[[ Extracted material open ]]

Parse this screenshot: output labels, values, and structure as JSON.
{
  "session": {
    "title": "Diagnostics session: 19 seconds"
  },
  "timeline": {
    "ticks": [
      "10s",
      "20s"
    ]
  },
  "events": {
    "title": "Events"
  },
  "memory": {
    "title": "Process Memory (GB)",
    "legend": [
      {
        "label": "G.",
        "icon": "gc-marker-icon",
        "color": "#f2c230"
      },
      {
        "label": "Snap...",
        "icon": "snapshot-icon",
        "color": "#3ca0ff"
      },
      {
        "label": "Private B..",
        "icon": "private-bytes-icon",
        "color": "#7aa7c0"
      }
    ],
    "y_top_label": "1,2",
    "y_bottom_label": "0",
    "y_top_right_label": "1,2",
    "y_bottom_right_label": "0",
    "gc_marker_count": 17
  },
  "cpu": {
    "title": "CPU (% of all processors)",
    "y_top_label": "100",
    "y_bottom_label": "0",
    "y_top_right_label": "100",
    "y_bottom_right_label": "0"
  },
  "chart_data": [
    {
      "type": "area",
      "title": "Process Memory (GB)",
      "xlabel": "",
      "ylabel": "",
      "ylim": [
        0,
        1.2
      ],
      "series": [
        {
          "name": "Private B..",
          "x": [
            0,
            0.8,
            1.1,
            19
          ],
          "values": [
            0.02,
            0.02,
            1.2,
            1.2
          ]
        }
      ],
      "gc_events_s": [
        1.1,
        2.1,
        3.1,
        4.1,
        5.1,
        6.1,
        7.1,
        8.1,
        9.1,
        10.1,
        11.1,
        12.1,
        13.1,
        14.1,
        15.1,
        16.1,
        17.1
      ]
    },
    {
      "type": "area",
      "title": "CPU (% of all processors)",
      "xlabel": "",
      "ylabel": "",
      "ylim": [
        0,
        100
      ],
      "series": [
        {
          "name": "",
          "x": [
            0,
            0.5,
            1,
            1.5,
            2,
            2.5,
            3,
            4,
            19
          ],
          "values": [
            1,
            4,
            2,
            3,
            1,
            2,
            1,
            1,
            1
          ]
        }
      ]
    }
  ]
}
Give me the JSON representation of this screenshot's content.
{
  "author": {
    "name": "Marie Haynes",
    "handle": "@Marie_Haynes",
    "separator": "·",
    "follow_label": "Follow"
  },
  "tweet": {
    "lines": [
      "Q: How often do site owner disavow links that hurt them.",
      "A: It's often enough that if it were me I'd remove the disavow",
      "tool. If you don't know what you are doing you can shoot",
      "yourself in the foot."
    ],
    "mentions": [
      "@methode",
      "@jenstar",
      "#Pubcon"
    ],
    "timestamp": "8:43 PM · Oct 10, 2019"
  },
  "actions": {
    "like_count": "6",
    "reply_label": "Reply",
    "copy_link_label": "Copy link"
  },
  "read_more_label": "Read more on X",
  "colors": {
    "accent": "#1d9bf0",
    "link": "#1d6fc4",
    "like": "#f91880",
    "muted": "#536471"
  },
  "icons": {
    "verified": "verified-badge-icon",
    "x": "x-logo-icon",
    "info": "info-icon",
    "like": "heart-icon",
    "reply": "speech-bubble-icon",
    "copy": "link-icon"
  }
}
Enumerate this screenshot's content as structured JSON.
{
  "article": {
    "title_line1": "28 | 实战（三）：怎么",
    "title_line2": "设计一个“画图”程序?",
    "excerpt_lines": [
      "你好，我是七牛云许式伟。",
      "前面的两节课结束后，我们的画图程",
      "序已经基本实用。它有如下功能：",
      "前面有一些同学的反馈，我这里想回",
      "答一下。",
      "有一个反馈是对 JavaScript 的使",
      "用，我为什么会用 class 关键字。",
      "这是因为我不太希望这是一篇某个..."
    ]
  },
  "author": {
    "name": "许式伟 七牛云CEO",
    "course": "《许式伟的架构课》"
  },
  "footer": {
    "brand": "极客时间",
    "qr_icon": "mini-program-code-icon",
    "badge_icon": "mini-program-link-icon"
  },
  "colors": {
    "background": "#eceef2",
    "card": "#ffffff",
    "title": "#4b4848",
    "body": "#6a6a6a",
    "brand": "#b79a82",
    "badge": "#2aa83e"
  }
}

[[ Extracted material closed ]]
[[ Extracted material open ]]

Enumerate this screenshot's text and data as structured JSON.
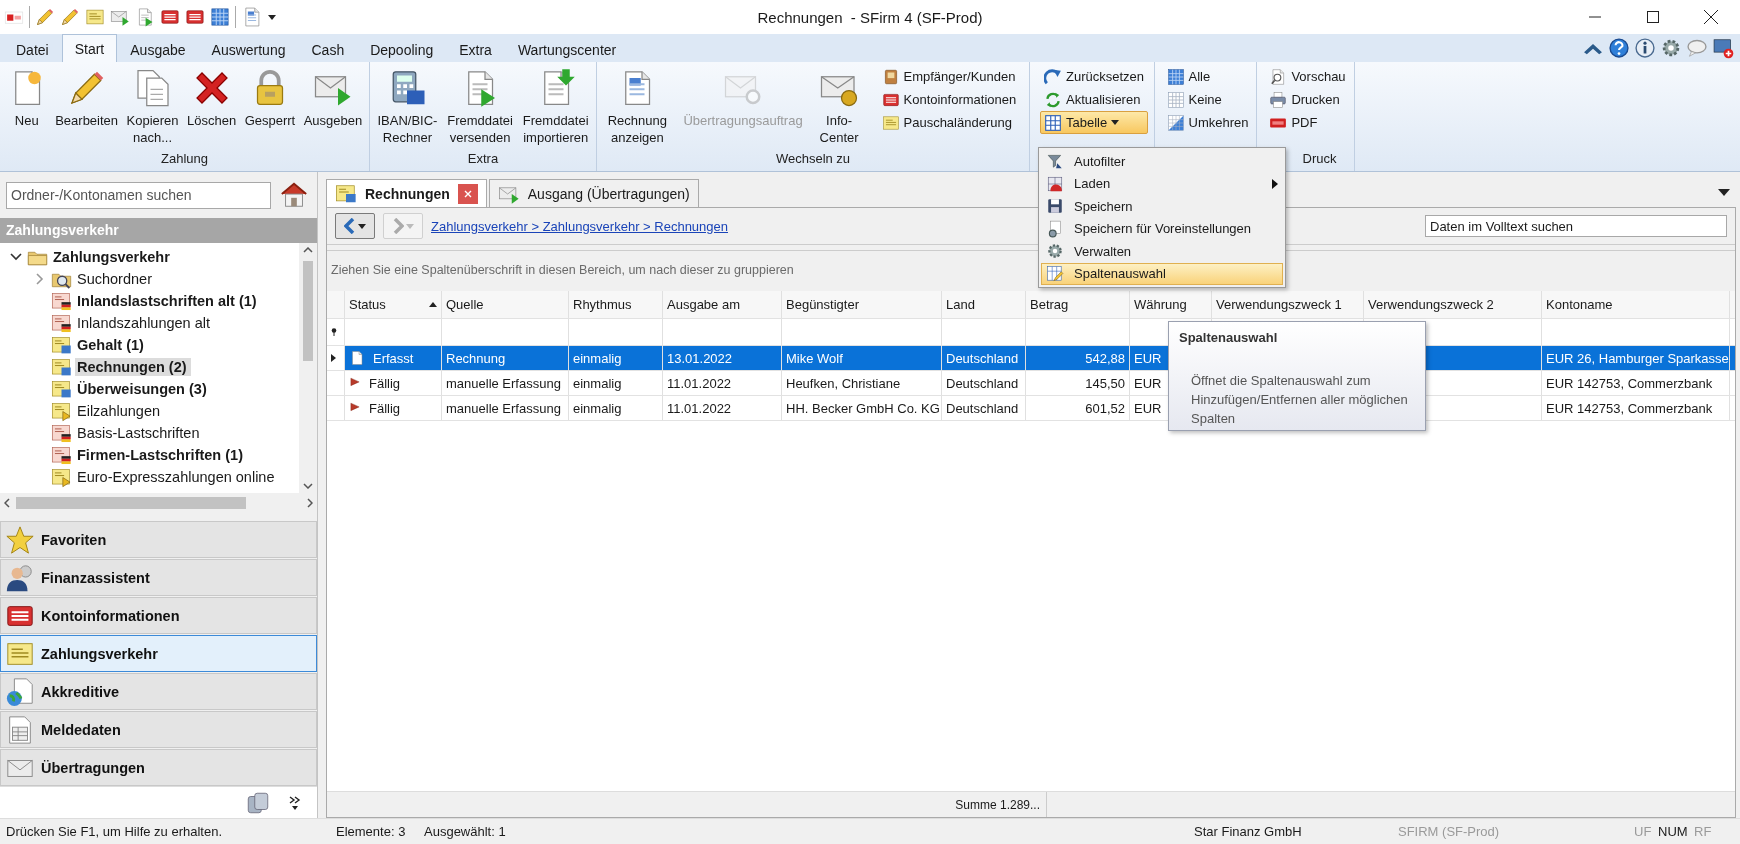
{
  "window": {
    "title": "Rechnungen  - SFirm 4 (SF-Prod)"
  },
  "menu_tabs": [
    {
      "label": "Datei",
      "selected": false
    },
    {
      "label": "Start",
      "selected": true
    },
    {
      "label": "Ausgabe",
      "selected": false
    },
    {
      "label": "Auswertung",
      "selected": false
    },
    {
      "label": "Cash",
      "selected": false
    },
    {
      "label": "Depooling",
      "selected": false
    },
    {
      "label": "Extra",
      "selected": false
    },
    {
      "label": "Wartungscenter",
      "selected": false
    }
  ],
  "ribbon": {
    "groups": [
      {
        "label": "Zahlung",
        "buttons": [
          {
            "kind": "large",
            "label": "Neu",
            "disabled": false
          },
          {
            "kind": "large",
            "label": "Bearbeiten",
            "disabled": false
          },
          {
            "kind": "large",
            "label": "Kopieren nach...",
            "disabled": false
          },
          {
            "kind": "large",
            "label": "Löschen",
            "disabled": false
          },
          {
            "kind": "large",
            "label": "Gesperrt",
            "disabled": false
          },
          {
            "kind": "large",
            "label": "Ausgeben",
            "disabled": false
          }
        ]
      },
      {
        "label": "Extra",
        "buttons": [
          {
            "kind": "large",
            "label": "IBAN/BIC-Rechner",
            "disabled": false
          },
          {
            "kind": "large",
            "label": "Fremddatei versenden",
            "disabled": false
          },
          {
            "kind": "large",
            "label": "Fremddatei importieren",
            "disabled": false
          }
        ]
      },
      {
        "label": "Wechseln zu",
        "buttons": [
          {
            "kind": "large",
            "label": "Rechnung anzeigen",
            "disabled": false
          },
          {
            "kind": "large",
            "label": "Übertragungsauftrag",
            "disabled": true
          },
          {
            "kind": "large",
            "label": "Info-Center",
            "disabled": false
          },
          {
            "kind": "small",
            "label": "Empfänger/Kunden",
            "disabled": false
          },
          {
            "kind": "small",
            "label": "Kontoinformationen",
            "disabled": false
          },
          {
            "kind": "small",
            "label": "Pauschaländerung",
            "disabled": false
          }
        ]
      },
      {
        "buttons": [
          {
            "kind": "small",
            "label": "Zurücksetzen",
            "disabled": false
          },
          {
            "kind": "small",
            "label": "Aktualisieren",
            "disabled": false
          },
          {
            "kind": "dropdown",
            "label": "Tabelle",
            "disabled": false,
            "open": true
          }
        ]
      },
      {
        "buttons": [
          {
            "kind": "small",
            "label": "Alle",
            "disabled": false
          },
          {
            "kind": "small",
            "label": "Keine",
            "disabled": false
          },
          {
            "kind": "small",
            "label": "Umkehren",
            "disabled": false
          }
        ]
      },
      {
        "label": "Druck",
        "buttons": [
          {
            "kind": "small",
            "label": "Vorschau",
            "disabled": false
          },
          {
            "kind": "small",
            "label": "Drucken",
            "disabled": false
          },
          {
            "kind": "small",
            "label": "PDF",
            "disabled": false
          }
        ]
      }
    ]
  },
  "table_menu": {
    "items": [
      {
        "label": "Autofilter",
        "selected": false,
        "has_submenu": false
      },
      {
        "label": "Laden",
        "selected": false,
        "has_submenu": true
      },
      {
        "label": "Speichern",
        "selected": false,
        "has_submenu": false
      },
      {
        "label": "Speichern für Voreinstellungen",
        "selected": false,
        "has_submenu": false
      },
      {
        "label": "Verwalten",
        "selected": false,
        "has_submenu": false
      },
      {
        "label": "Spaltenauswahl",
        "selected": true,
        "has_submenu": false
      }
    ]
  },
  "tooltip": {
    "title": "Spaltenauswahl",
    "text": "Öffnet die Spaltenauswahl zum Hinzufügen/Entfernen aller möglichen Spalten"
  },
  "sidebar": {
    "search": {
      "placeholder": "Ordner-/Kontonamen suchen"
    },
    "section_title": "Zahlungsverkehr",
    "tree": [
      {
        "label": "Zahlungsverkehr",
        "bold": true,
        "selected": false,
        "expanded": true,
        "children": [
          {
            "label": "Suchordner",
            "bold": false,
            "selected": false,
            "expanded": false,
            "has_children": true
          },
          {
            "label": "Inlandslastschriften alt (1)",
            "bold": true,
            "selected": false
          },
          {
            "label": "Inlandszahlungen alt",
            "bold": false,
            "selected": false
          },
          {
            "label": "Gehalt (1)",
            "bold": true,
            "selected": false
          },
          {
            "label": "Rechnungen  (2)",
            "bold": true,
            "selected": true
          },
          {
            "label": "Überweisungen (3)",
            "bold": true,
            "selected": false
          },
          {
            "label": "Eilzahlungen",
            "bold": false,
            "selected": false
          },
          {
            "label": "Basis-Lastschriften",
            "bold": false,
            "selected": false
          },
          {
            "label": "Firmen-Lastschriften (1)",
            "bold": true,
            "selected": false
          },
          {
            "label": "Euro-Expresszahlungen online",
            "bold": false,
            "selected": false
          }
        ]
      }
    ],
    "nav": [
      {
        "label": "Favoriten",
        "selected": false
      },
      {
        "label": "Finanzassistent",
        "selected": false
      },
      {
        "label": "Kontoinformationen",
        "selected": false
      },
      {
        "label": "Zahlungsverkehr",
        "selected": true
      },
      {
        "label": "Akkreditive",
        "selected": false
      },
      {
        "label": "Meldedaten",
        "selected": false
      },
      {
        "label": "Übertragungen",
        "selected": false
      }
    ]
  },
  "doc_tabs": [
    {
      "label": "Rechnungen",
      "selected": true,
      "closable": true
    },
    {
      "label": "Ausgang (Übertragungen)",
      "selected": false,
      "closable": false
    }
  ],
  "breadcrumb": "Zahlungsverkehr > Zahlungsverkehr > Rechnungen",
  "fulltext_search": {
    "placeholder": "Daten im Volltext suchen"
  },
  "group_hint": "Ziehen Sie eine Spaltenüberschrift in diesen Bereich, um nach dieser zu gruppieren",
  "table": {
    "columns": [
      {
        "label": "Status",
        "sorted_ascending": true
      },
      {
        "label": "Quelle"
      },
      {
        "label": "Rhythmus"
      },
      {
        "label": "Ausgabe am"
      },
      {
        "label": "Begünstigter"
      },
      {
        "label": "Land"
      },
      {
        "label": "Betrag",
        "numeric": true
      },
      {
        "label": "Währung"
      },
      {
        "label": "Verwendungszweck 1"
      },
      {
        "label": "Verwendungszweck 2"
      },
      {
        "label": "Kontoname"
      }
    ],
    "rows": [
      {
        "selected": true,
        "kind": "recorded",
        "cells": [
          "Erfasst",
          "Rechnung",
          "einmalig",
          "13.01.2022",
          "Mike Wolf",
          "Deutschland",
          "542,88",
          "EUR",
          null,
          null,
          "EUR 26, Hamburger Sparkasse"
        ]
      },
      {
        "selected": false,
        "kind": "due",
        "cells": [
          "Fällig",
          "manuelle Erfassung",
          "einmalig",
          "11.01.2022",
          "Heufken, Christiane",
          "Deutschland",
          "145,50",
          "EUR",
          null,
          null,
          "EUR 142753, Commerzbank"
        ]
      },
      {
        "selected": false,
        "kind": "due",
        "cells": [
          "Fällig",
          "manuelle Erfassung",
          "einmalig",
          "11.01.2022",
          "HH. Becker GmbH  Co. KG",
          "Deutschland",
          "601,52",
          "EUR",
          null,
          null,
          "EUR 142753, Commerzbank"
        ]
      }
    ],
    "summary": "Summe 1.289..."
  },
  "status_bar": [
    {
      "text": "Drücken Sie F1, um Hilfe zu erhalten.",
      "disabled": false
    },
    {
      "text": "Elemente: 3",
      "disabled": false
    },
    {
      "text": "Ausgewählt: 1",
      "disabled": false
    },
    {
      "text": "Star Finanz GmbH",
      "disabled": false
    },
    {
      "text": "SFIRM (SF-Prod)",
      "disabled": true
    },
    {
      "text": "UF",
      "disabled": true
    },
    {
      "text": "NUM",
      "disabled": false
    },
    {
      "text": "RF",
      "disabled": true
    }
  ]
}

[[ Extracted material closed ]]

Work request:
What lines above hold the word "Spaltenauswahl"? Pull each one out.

Response box:
        "label": "Spaltenauswahl",
    "title": "Spaltenauswahl",
    "text": "Öffnet die Spaltenauswahl zum Hinzufügen/Entfernen aller möglichen Spalten"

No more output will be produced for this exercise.